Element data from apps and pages
--- START ---

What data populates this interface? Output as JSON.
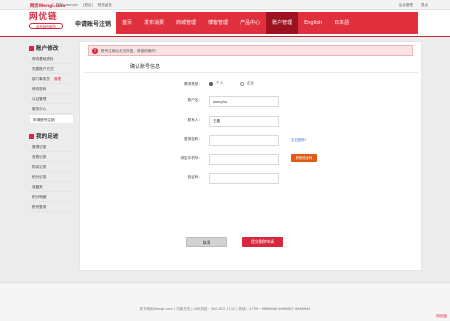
{
  "topbar": {
    "brand": "网优Wengi.com",
    "links": [
      "您好, wengiu",
      "[退出]",
      "短信留言"
    ],
    "right_links": [
      "后台管理",
      "退出"
    ]
  },
  "header": {
    "logo_text": "网优链",
    "logo_sub": "高品网优服务",
    "page_title": "申请账号注销",
    "nav": [
      {
        "label": "首页",
        "active": false
      },
      {
        "label": "发布消费",
        "active": false
      },
      {
        "label": "商城管理",
        "active": false
      },
      {
        "label": "博客管理",
        "active": false
      },
      {
        "label": "产品中心",
        "active": false
      },
      {
        "label": "账户管理",
        "active": true
      },
      {
        "label": "English",
        "active": false
      },
      {
        "label": "日本語",
        "active": false
      }
    ]
  },
  "sidebar": {
    "group1_title": "账户修改",
    "group1_items": [
      {
        "label": "修改基础资料"
      },
      {
        "label": "完善账户方式"
      },
      {
        "label": "部门事务员",
        "tag": "管理"
      },
      {
        "label": "修改密码"
      },
      {
        "label": "认证管理"
      },
      {
        "label": "服务中心"
      },
      {
        "label": "申请账号注销"
      }
    ],
    "group2_title": "我的足迹",
    "group2_items": [
      {
        "label": "管理记录"
      },
      {
        "label": "查看记录"
      },
      {
        "label": "购买记录"
      },
      {
        "label": "积分记录"
      },
      {
        "label": "收藏夹"
      },
      {
        "label": "积分明细"
      },
      {
        "label": "账号登录"
      }
    ]
  },
  "main": {
    "alert_icon": "!",
    "alert_text": "账号注销后无法恢复，请谨慎操作！",
    "form_title": "确认账号信息",
    "account_type_label": "需求类型：",
    "account_type_options": [
      "个人",
      "企业"
    ],
    "account_name_label": "账户名：",
    "account_name_value": "wangliu",
    "contact_label": "联系人：",
    "contact_value": "王磊",
    "password_label": "登录密码：",
    "password_link": "忘记密码?",
    "phone_label": "绑定手机号：",
    "sms_button": "获取验证码",
    "verify_label": "验证码：",
    "cancel_button": "取消",
    "submit_button": "提交删除申请"
  },
  "footer": {
    "text": "关于网优Wengi.com  |  付款方式  |  400热线：400 622 1112  |  热线：0799－6666666  6666667  6666664",
    "corner": "网优链"
  },
  "colors": {
    "brand_red": "#d7263d",
    "nav_active": "#9c1220",
    "sms_orange": "#e15b12"
  }
}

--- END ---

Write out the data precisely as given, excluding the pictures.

Exercise answer.
What data populates this interface? Output as JSON.
{
  "topbar": {
    "brand": "网优Wengi.com",
    "links": [
      "您好, wengiu",
      "[退出]",
      "短信留言"
    ],
    "right_links": [
      "后台管理",
      "退出"
    ]
  },
  "header": {
    "logo_text": "网优链",
    "logo_sub": "高品网优服务",
    "page_title": "申请账号注销",
    "nav": [
      {
        "label": "首页",
        "active": false
      },
      {
        "label": "发布消费",
        "active": false
      },
      {
        "label": "商城管理",
        "active": false
      },
      {
        "label": "博客管理",
        "active": false
      },
      {
        "label": "产品中心",
        "active": false
      },
      {
        "label": "账户管理",
        "active": true
      },
      {
        "label": "English",
        "active": false
      },
      {
        "label": "日本語",
        "active": false
      }
    ]
  },
  "sidebar": {
    "group1_title": "账户修改",
    "group1_items": [
      {
        "label": "修改基础资料"
      },
      {
        "label": "完善账户方式"
      },
      {
        "label": "部门事务员",
        "tag": "管理"
      },
      {
        "label": "修改密码"
      },
      {
        "label": "认证管理"
      },
      {
        "label": "服务中心"
      },
      {
        "label": "申请账号注销"
      }
    ],
    "group2_title": "我的足迹",
    "group2_items": [
      {
        "label": "管理记录"
      },
      {
        "label": "查看记录"
      },
      {
        "label": "购买记录"
      },
      {
        "label": "积分记录"
      },
      {
        "label": "收藏夹"
      },
      {
        "label": "积分明细"
      },
      {
        "label": "账号登录"
      }
    ]
  },
  "main": {
    "alert_icon": "!",
    "alert_text": "账号注销后无法恢复，请谨慎操作！",
    "form_title": "确认账号信息",
    "account_type_label": "需求类型：",
    "account_type_options": [
      "个人",
      "企业"
    ],
    "account_name_label": "账户名：",
    "account_name_value": "wangliu",
    "contact_label": "联系人：",
    "contact_value": "王磊",
    "password_label": "登录密码：",
    "password_link": "忘记密码?",
    "phone_label": "绑定手机号：",
    "sms_button": "获取验证码",
    "verify_label": "验证码：",
    "cancel_button": "取消",
    "submit_button": "提交删除申请"
  },
  "footer": {
    "text": "关于网优Wengi.com  |  付款方式  |  400热线：400 622 1112  |  热线：0799－6666666  6666667  6666664",
    "corner": "网优链"
  },
  "colors": {
    "brand_red": "#d7263d",
    "nav_active": "#9c1220",
    "sms_orange": "#e15b12"
  }
}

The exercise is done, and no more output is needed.